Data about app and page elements
- Opening Delimiter -

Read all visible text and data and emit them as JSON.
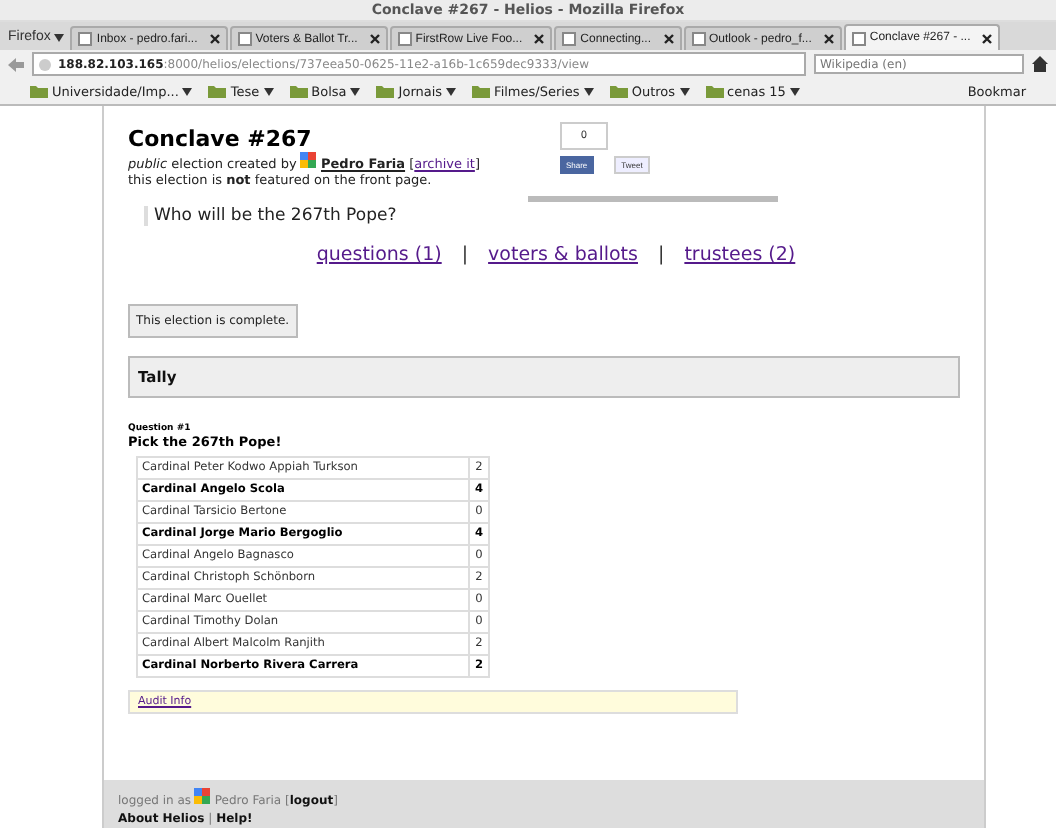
{
  "window": {
    "title": "Conclave #267 - Helios - Mozilla Firefox"
  },
  "browser": {
    "menu_label": "Firefox",
    "tabs": [
      {
        "label": "Inbox - pedro.fari...",
        "selected": false
      },
      {
        "label": "Voters & Ballot Tr...",
        "selected": false
      },
      {
        "label": "FirstRow Live Foo...",
        "selected": false
      },
      {
        "label": "Connecting...",
        "selected": false
      },
      {
        "label": "Outlook - pedro_f...",
        "selected": false
      },
      {
        "label": "Conclave #267 - ...",
        "selected": true
      }
    ],
    "url_host": "188.82.103.165",
    "url_rest": ":8000/helios/elections/737eea50-0625-11e2-a16b-1c659dec9333/view",
    "search": {
      "placeholder": "Wikipedia (en)"
    },
    "bookmarks": [
      "Universidade/Imp...",
      "Tese",
      "Bolsa",
      "Jornais",
      "Filmes/Series",
      "Outros",
      "cenas 15"
    ],
    "bookmarks_menu": "Bookmar"
  },
  "election": {
    "title": "Conclave #267",
    "visibility": "public",
    "created_by": "election created by",
    "admin": "Pedro Faria",
    "archive_link": "archive it",
    "featured_note": "this election is **not** featured on the front page.",
    "share": {
      "count": "0",
      "share_label": "Share",
      "tweet_label": "Tweet"
    },
    "description": "Who will be the 267th Pope?",
    "nav_links": [
      "questions (1)",
      "voters & ballots",
      "trustees (2)"
    ],
    "nav_separator": "|",
    "bracket_open": "[",
    "bracket_close": "]",
    "status": "This election is complete."
  },
  "tally": {
    "heading": "Tally",
    "question_label": "Question #1",
    "question": "Pick the 267th Pope!",
    "rows": [
      {
        "name": "Cardinal Peter Kodwo Appiah Turkson",
        "votes": "2",
        "bold": false
      },
      {
        "name": "Cardinal Angelo Scola",
        "votes": "4",
        "bold": true
      },
      {
        "name": "Cardinal Tarsicio Bertone",
        "votes": "0",
        "bold": false
      },
      {
        "name": "Cardinal Jorge Mario Bergoglio",
        "votes": "4",
        "bold": true
      },
      {
        "name": "Cardinal Angelo Bagnasco",
        "votes": "0",
        "bold": false
      },
      {
        "name": "Cardinal Christoph Schönborn",
        "votes": "2",
        "bold": false
      },
      {
        "name": "Cardinal Marc Ouellet",
        "votes": "0",
        "bold": false
      },
      {
        "name": "Cardinal Timothy Dolan",
        "votes": "0",
        "bold": false
      },
      {
        "name": "Cardinal Albert Malcolm Ranjith",
        "votes": "2",
        "bold": false
      },
      {
        "name": "Cardinal Norberto Rivera Carrera",
        "votes": "2",
        "bold": true
      }
    ]
  },
  "audit_link": "Audit Info",
  "footer": {
    "logged_in_as": "logged in as",
    "user": "Pedro Faria",
    "logout": "logout",
    "bracket_open": "[",
    "bracket_close": "]",
    "separator": "|",
    "about": "About Helios",
    "help": "Help!"
  }
}
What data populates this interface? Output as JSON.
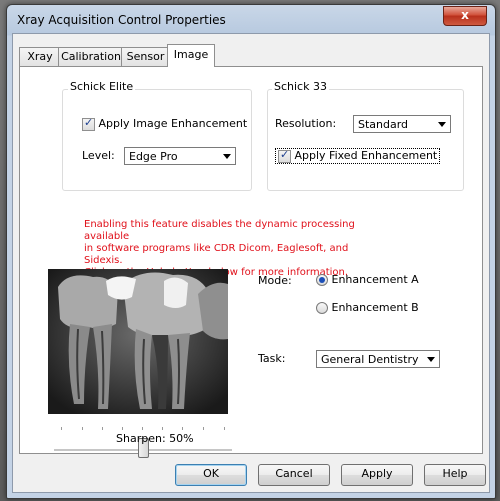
{
  "window": {
    "title": "Xray Acquisition Control Properties",
    "close_label": "x"
  },
  "tabs": [
    {
      "label": "Xray",
      "active": false
    },
    {
      "label": "Calibration",
      "active": false
    },
    {
      "label": "Sensor",
      "active": false
    },
    {
      "label": "Image",
      "active": true
    }
  ],
  "schick_elite": {
    "group_label": "Schick Elite",
    "apply_enhancement_label": "Apply Image Enhancement",
    "apply_enhancement_checked": true,
    "level_label": "Level:",
    "level_value": "Edge Pro"
  },
  "schick_33": {
    "group_label": "Schick 33",
    "resolution_label": "Resolution:",
    "resolution_value": "Standard",
    "apply_fixed_label": "Apply Fixed Enhancement",
    "apply_fixed_checked": true
  },
  "warning": {
    "line1": "Enabling this feature disables the dynamic processing available",
    "line2": "in software programs like CDR Dicom, Eaglesoft, and Sidexis.",
    "line3": "Click on the Help button below for more information.",
    "color": "#e0101a"
  },
  "mode": {
    "label": "Mode:",
    "options": [
      {
        "label": "Enhancement A",
        "selected": true
      },
      {
        "label": "Enhancement B",
        "selected": false
      }
    ]
  },
  "task": {
    "label": "Task:",
    "value": "General Dentistry"
  },
  "sharpen": {
    "label": "Sharpen: 50%",
    "value_percent": 50
  },
  "buttons": {
    "ok": "OK",
    "cancel": "Cancel",
    "apply": "Apply",
    "help": "Help"
  }
}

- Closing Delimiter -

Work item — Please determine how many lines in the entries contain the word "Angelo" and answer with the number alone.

Response to this task — 2